If we look at the SILGen, there is no stack allocation anymore, instead we pass the class reference directly as an inout argument, which is wrong:

%7 = open_existential_ref %6 : $AnyObject & P to $@opened("F78B53CA-2B18-11E7-A73C-34363BD08DA0") AnyObject & P
%8 = witness_method $@opened("F78B53CA-2B18-11E7-A73C-34363BD08DA0") AnyObject & P, #P.foo!1, %7 : $@opened("F78B53CA-2B18-11E7-A73C-34363BD08DA0") AnyObject & P : $@convention(witness_method) <τ_0_0 where τ_0_0 : P> (@inout τ_0_0) -> ()
%9 = apply %8<@opened("F78B53CA-2B18-11E7-A73C-34363BD08DA0") AnyObject & P>(%7) : $@convention(witness_method) <τ_0_0 where τ_0_0 : P> (@inout τ_0_0) -> ()

In a no-asserts build, like Swift 3.1 GM, this produces a binary which crashes at runtime. In an asserts build, we hit an assertion in Sema:

Assertion failed: (fromType->is<LValueType>() && "Can only convert lvalues to inout"), function coerceObjectArgumentToType, file /Users/slava/new/swift/lib/Sema/CSApply.cpp, line 6336.

Wow, yeah, this is bad.

Seems to me that CSApply (possibly fed by bad assumptions in the constraint solver?) is assuming that it shouldn't ever use the mutating-method path for a class existential, which is inconsistent with how we apply the rule to concrete classes. I think the right fix under the current design is to tell it to consider the mutating-ness of the function being called rather whether the base is a class type.

Of course, we could also change that design.

John.

···

On Apr 27, 2017, at 3:35 AM, Slava Pestov via swift-dev <swift-dev@swift.org> wrote:

There seem to be two fundamental problems here:

1) Sema models the base expression of a mutating member as an RValue, because it checks if the base expression type has reference semantics, not the *self type of the member*.

2) SIL cannot express an inout access performed on the payload of class existential.

#1 is easy enough to fix, and allows my code examples involving subclass existentials to type check without hitting the LValue assertion.

#2 is more fundamental. At first I thought it would be sufficient to change SILGen to only use class existential representation for protocol compositions where *all* members are class-constrained, instead of protocol compositions where *any* member is class-constrained. However this is insufficient because a class-constrained protocol can refine a non-class constrained protocol.

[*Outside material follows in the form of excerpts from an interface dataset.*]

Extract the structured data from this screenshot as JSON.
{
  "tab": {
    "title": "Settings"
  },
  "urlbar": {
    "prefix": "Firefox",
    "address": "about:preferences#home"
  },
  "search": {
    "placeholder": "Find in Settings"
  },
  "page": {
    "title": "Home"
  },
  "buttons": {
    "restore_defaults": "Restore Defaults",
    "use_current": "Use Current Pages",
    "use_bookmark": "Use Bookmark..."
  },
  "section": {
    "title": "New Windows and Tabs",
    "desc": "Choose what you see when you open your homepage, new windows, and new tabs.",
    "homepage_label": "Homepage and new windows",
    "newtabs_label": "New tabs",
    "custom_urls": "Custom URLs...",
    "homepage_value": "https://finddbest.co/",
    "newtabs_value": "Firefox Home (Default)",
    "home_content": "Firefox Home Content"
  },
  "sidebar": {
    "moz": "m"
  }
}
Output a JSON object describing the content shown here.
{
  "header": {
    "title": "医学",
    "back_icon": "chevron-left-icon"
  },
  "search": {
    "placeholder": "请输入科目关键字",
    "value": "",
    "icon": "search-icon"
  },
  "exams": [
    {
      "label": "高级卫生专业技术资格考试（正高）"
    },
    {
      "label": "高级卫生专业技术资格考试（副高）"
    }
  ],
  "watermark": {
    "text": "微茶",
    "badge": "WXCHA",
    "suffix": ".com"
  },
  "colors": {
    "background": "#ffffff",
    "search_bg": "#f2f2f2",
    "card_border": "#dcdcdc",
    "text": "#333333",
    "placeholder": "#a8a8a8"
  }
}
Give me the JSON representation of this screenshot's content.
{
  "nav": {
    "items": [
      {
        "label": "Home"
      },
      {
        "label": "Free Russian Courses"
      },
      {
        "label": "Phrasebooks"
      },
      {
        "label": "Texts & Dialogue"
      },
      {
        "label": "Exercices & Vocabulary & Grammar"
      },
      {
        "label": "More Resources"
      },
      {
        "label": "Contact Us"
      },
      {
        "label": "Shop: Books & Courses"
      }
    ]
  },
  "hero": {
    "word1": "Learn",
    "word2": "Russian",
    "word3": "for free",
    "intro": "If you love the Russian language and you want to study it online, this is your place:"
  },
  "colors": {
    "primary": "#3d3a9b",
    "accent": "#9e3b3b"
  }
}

We could say that a class-constrained protocol only uses class existential representation if all protocols it inherits also use class existential representation. Basically, split up ProtocolDecl::requiresClass() into two predicates — the current requiresClass() that expresses a constraint in the formal type system, and a stricter requiresNonMutatingSelfAccess() or similar which expresses that requirements and extension methods cannot be ‘mutating’. The latter would only be true if all refined protocols are also class constrained, and would be the condition for using a class existential representation.

Now the reason the first example generates valid (but surprising) SIL, while the second one crashes, is that we seem to have a hack somewhere to handle mutating property access on a non-mutating value by consing up a box, copying the value into the box, and tearing down the box. We could conceivably generalize this hack to work on mutating methods as well, but it would lead to the same surprising behavior where the assignment to ’self’ is ‘lost'.

However, there would be no loss of efficiency in that case, as we would still use the class existential representation in all the cases where we can currently use it.

Another potential fix is to simply disallow mutating methods from being called on class-constrained existentials altogether, but that is a source breaking change (even though the old behavior was extremely flaky).

Any thoughts?